by Michael C. Dorf
The confirmation of Judge/Justice-in-waiting Ketanji Brown Jackson to the Supreme Court is good news for the Court and the country. It also means that we don't have to face a question that has been never fully resolved: If the Senate deadlocks on a Supreme Court appointment, can the Vice President cast a tie-breaking vote in favor of confirmation?
Spoiler alert: Below I'll conclude that the answer to that question is probably yes, but along the way I'll explain why there really is no fully determinate answer. I'll then locate that fact in a somewhat broader context concerning the Constitution's ambiguities.
In September 2020, Professor Laurence Tribe wrote an op-ed in the Boston Globe arguing that the Vice President lacks the power to cast a decisive vote to confirm a Supreme Court Justice if the Senate divides equally. At the time, it looked as though a handful of Republican Senators might defect to result in a 50-50 split on the confirmation vote for Justice Barrett, but in the end, only Senator Collins did (citing the rushed timing of the nomination). Because the ultimate vote was 52-48, the issue did not arise in 2020, just as it didn't arise this time around.

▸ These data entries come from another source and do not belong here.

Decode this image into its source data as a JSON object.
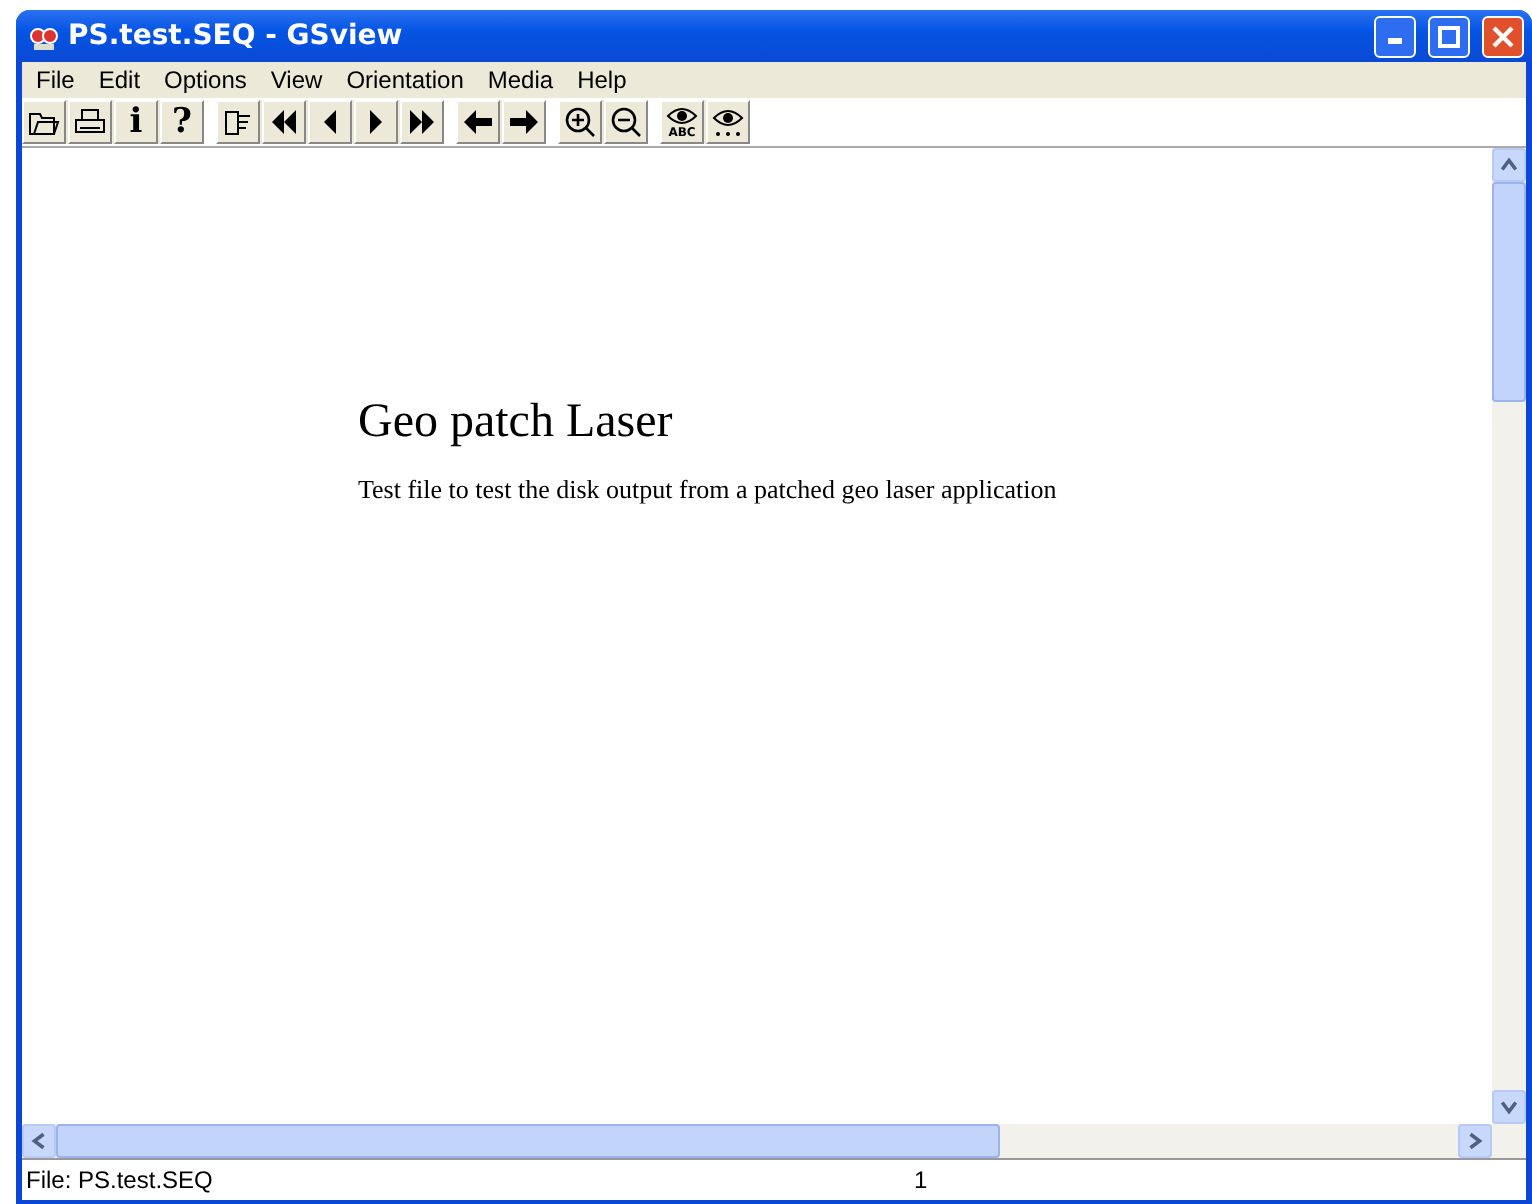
{
  "window": {
    "title": "PS.test.SEQ - GSview"
  },
  "menu": [
    "File",
    "Edit",
    "Options",
    "View",
    "Orientation",
    "Media",
    "Help"
  ],
  "toolbar": [
    [
      {
        "kind": "open"
      },
      {
        "kind": "print"
      },
      {
        "kind": "char",
        "text": "i"
      },
      {
        "kind": "char",
        "text": "?"
      }
    ],
    [
      {
        "kind": "hand"
      },
      {
        "kind": "first"
      },
      {
        "kind": "prev"
      },
      {
        "kind": "next"
      },
      {
        "kind": "last"
      }
    ],
    [
      {
        "kind": "back"
      },
      {
        "kind": "forward"
      }
    ],
    [
      {
        "kind": "zoomin"
      },
      {
        "kind": "zoomout"
      }
    ],
    [
      {
        "kind": "eye",
        "text": "ABC"
      },
      {
        "kind": "eyedots"
      }
    ]
  ],
  "document": {
    "heading": "Geo patch Laser",
    "body": "Test file to test the disk output from a patched geo laser application"
  },
  "status_bar": {
    "file": "File: PS.test.SEQ",
    "page": "1"
  }
}
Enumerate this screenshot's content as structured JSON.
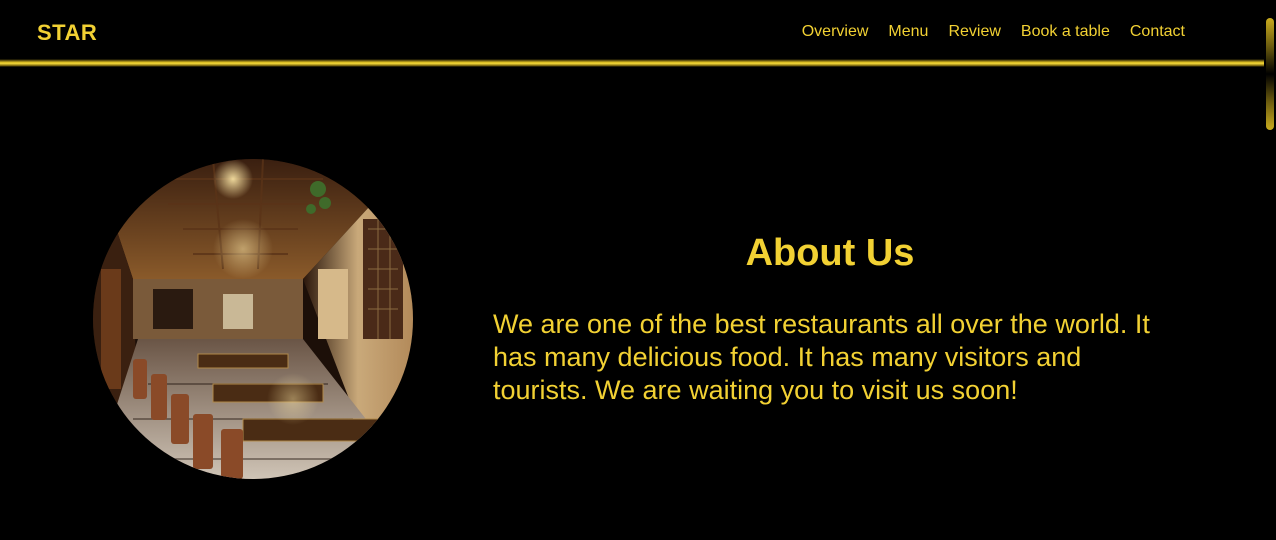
{
  "brand": {
    "name": "STAR"
  },
  "nav": {
    "items": [
      {
        "label": "Overview"
      },
      {
        "label": "Menu"
      },
      {
        "label": "Review"
      },
      {
        "label": "Book a table"
      },
      {
        "label": "Contact"
      }
    ]
  },
  "about": {
    "title": "About Us",
    "text": "We are one of the best restaurants all over the world. It has many delicious food. It has many visitors and tourists. We are waiting you to visit us soon!"
  },
  "colors": {
    "background": "#000000",
    "accent": "#f2d133"
  }
}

However, as SCOTUS confirmation votes have become increasingly partisan, the prospect of a tie in some future case is not out of the question. And because it's just as likely to occur with respect to a nominee of either party, there's no obvious political valence to the question when considered now, behind a veil of ignorance. So let's consider.
Professor Tribe cited the drafting history of the appointments provision as well as Alexander Hamilton's statement in Federalist 69 that an evenly divided Senate produces no appointment, both of which suggest that the original meaning of the Constitution did not give the VP a tie-breaking power in appointments. Further support for that conclusion, Professor Tribe noted, comes from the fact that the tie-breaking power assigned to the VP occurs in Article I, concerning Congress's legislative powers, not Article II, where the advice-and-consent role of the Senate appears. Most fundamentally, he argued that giving the VP a tie-breaking vote on appointments would tip the scales too heavily in favor of the executive.

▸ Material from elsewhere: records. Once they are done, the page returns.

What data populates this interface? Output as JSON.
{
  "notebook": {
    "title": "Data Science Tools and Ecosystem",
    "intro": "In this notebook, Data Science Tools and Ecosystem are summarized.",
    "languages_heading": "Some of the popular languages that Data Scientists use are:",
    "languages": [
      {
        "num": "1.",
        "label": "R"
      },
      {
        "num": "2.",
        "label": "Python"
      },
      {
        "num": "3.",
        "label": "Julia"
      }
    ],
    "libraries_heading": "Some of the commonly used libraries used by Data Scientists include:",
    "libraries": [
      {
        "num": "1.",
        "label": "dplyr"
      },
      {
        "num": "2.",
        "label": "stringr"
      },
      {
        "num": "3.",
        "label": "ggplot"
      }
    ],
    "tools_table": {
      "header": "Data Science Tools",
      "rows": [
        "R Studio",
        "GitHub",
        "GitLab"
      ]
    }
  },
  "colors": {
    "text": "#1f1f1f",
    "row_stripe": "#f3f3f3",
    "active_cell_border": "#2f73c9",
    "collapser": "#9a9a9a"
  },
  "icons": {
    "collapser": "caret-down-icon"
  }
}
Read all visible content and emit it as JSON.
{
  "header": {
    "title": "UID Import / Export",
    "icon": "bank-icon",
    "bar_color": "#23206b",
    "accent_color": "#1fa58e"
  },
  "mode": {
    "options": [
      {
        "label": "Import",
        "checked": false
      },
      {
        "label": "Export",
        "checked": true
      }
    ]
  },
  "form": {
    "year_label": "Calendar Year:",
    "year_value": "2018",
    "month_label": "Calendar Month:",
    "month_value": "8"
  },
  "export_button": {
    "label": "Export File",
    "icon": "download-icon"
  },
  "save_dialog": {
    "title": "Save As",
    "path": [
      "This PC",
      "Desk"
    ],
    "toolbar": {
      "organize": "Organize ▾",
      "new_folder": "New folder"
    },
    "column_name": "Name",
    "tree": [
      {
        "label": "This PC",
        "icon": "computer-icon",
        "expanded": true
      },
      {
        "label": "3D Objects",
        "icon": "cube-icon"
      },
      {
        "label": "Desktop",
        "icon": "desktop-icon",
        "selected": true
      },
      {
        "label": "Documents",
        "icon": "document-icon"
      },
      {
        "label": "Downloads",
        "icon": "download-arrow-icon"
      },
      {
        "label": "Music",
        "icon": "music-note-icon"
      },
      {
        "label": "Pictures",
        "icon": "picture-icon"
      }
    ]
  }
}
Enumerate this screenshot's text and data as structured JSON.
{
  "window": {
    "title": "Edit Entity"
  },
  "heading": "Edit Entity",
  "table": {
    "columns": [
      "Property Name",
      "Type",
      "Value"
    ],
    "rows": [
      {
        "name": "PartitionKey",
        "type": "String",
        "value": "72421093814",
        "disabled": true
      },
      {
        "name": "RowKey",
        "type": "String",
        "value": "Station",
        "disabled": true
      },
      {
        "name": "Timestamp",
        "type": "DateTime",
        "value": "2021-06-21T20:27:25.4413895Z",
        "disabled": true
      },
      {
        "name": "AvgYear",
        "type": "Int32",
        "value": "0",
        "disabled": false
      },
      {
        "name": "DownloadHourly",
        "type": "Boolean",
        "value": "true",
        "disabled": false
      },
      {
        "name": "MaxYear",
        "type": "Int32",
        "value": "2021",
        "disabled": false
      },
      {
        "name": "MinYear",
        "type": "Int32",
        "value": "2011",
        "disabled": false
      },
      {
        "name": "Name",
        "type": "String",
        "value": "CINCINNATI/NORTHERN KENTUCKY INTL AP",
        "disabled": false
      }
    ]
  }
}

Those are pretty fair arguments, but to my mind they're not decisive. Hamilton clearly assumed that the VP can't break a tie on appointments, but he didn't explain what about the constitutional text led him to that assumption. In this respect, Hamilton's assumption parallels his assumption that states would enjoy sovereign immunity notwithstanding the language of Article III. Perhaps that's what he and others expected, but even most originalists these days instruct us to look to the text's meanings, not the framers' expectations.
What about the placement of the tie-breaking power? It's true it's in Article I, but it's in Article I, Section 3, which sets out the nature of the Senate as a body. If the tie-breaking power were limited to legislation, one would expect to find it in Article I, Section 7, which sets out the procedure by which a bill becomes a law. And the language is categorical: "The Vice President of the United States shall be President of the Senate, but shall have no vote, unless they be equally divided." By its terms, the tie-breaking power appears to apply to all Senate votes.

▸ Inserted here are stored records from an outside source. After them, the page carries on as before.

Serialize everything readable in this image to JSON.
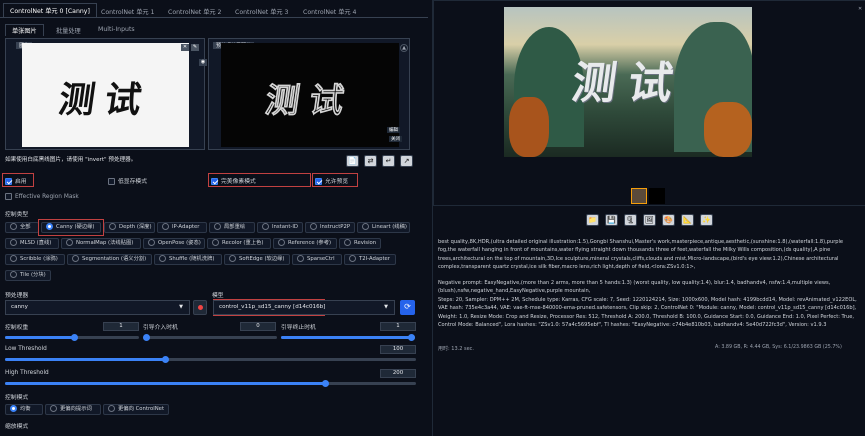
{
  "tabs": [
    {
      "label": "ControlNet 单元 0 [Canny]"
    },
    {
      "label": "ControlNet 单元 1"
    },
    {
      "label": "ControlNet 单元 2"
    },
    {
      "label": "ControlNet 单元 3"
    },
    {
      "label": "ControlNet 单元 4"
    }
  ],
  "subtabs": [
    {
      "label": "单张图片"
    },
    {
      "label": "批量处理"
    },
    {
      "label": "Multi-Inputs"
    }
  ],
  "image_panel": {
    "left_tag": "图像",
    "right_tag": "预处理结果预览",
    "char_text": "测试",
    "preview_edit": "编辑",
    "preview_close": "关闭"
  },
  "hint_text": "如果使用白底黑线图片，请使用 \"invert\" 预处理器。",
  "options": {
    "enable": "启用",
    "lowvram": "低显存模式",
    "pixel_perfect": "完美像素模式",
    "allow_preview": "允许预览"
  },
  "effective_region": "Effective Region Mask",
  "control_type_label": "控制类型",
  "control_types": [
    [
      "全部",
      "Canny (硬边缘)",
      "Depth (深度)",
      "IP-Adapter",
      "局部重绘",
      "Instant-ID",
      "InstructP2P",
      "Lineart (线稿)"
    ],
    [
      "MLSD (直线)",
      "NormalMap (法线贴图)",
      "OpenPose (姿态)",
      "Recolor (重上色)",
      "Reference (参考)",
      "Revision"
    ],
    [
      "Scribble (涂鸦)",
      "Segmentation (语义分割)",
      "Shuffle (随机洗牌)",
      "SoftEdge (软边缘)",
      "SparseCtrl",
      "T2I-Adapter"
    ],
    [
      "Tile (分块)"
    ]
  ],
  "preprocessor": {
    "label": "预处理器",
    "value": "canny"
  },
  "model": {
    "label": "模型",
    "value": "control_v11p_sd15_canny [d14c016b]"
  },
  "control_weight": {
    "label": "控制权重",
    "value": "1"
  },
  "start_step": {
    "label": "引导介入时机",
    "value": "0"
  },
  "end_step": {
    "label": "引导终止时机",
    "value": "1"
  },
  "low_threshold": {
    "label": "Low Threshold",
    "value": "100",
    "fraction": 0.39
  },
  "high_threshold": {
    "label": "High Threshold",
    "value": "200",
    "fraction": 0.78
  },
  "control_mode": {
    "label": "控制模式",
    "options": [
      "均衡",
      "更偏向提示词",
      "更偏向 ControlNet"
    ]
  },
  "resize_mode_label": "缩放模式",
  "output_text": [
    "best quality,8K,HDR,(ultra detailed original illustration:1.5),Gongbi Shanshui,Master's work,masterpiece,antique,aesthetic,(sunshine:1.8),(waterfall:1.8),purple fog,the waterfall hanging in front of mountains,water flying straight down thousands three of feet,waterfall the Milky Wills composition,(ds quality),A pine trees,architectural on the top of mountain,3D,Ice sculpture,mineral crystals,cliffs,clouds and mist,Micro-landscape,(bird's eye view:1.2),Chinese architectural complex,transparent quartz crystal,ice silk fiber,macro lens,rich light,depth of field,<lora:ZSv1.0:1>,",
    "Negative prompt: EasyNegative,(more than 2 arms, more than 5 hands:1.3) (worst quality, low quality:1.4), blur:1.4, badhandv4, nsfw:1.4,multiple views,(blush),nsfw,negative_hand,EasyNegative,purple mountain,",
    "Steps: 20, Sampler: DPM++ 2M, Schedule type: Karras, CFG scale: 7, Seed: 1220124214, Size: 1000x600, Model hash: 4199bcdd14, Model: revAnimated_v122EOL, VAE hash: 735e4c3a44, VAE: vae-ft-mse-840000-ema-pruned.safetensors, Clip skip: 2, ControlNet 0: \"Module: canny, Model: control_v11p_sd15_canny [d14c016b], Weight: 1.0, Resize Mode: Crop and Resize, Processor Res: 512, Threshold A: 200.0, Threshold B: 100.0, Guidance Start: 0.0, Guidance End: 1.0, Pixel Perfect: True, Control Mode: Balanced\", Lora hashes: \"ZSv1.0: 57a4c5695ebf\", TI hashes: \"EasyNegative: c74b4e810b03, badhandv4: 5e40d722fc3d\", Version: v1.9.3"
  ],
  "time_taken": "用时: 13.2 sec.",
  "stats": "A: 3.89 GB, R: 4.44 GB, Sys: 6.1/23.9863 GB (25.7%)",
  "colors": {
    "accent": "#3b82f6",
    "highlight": "#c24141",
    "panel": "#0b0f19"
  },
  "icons": [
    "close-icon",
    "pencil-icon",
    "camera-icon",
    "upload-icon",
    "swap-icon",
    "explosion-icon",
    "folder-icon",
    "save-icon",
    "zip-icon",
    "palette-icon",
    "ruler-icon",
    "sparkle-icon",
    "refresh-icon",
    "fire-icon"
  ]
}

Historical practice is not entirely clear. Prior to the Trump administration, no VP had ever cast a tie-breaking vote to confirm a cabinet secretary or an Article III judge or justice. In 2017, VP Pence did so to confirm Betsy DeVos as Secretary of Education. In 2018, he cast the tie-breaking vote to confirm Jonathan A. Kobes to the Eighth Circuit. Professor Tribe suggested that the Kobes case might be distinguished on the grounds that the stakes for a Supreme Court appointment are higher, but that contention seems hard to square with the historical, textual, and structural arguments, which, if persuasive, suggest that the VP has no tie-breaking vote with respect to any appointments. A better ground for distinguishing the Pence votes might be that they are simply too recent to count as an established practice.
Meanwhile, however, it's not clear that the unprecedented nature of the Pence tie-breaking votes in 2017 and 2018 reflected a break from a normative practice. The cloture rule long assured that a tie vote would rarely occur because only bills and nominees with super-majority support would get to the floor. And before the modern cloture rule emerged, there actually was one major historical example of a VP casting a decisive tie-breaking confirmation vote when VP Calhoun broke the tie by voting against the confirmation of Martin Van Buren as Ambassador to Great Britain. (Andrew Jackson and Van Burden would retaliate when Van Buren replaced Calhoun as VP in Jackson's second term.)
To be sure, a VP breaking a tie against a confirmation poses less of a separation-of-powers issue than one breaking a tie for a confirmation, but the important point was that the VP got to vote at all. An even split would result in a failed nomination, so the fact that the Senate in 1832 thought that the VP had a vote at all presumably meant that it thought the VP could cast a vote in favor of confirmation.
Where does all of the foregoing leave me? I think that on balance the argument in favor of the VP having a tie-breaking vote is somewhat more persuasive than against. However, I don't think that the traditional materials of constitutional law--text, original understanding, practice, precedent, etc.--definitively produce that result.
The essential problem, to my mind, is that in this respect as in so many others, the Constitution has been ill-suited to the actual government we have had ever since political parties emerged near the end of George Washington's second term. The system of checks and balances--in which institutions pursue their institutional interest--worked occasionally when the parties were weak, but in our current era of political polarization, it barely works at all.
Absent dramatic changes of the sort that President Biden's commission on SCOTUS reform did not propose, we will continue to have a dysfunctional appointments process. Since the McConnell-led blockade of the Garland nomination succeeded, I expect that going forward, presidents will almost never be able to have SCOTUS nominees confirmed when the president's party does not control the Senate. That will mean long vacancies. Allowing the VP to cast a tie-breaking vote makes it slightly more likely that an occasional confirmation will occur. For me, that factor is enough of a tie-breaker(!) to tip the balance on this question.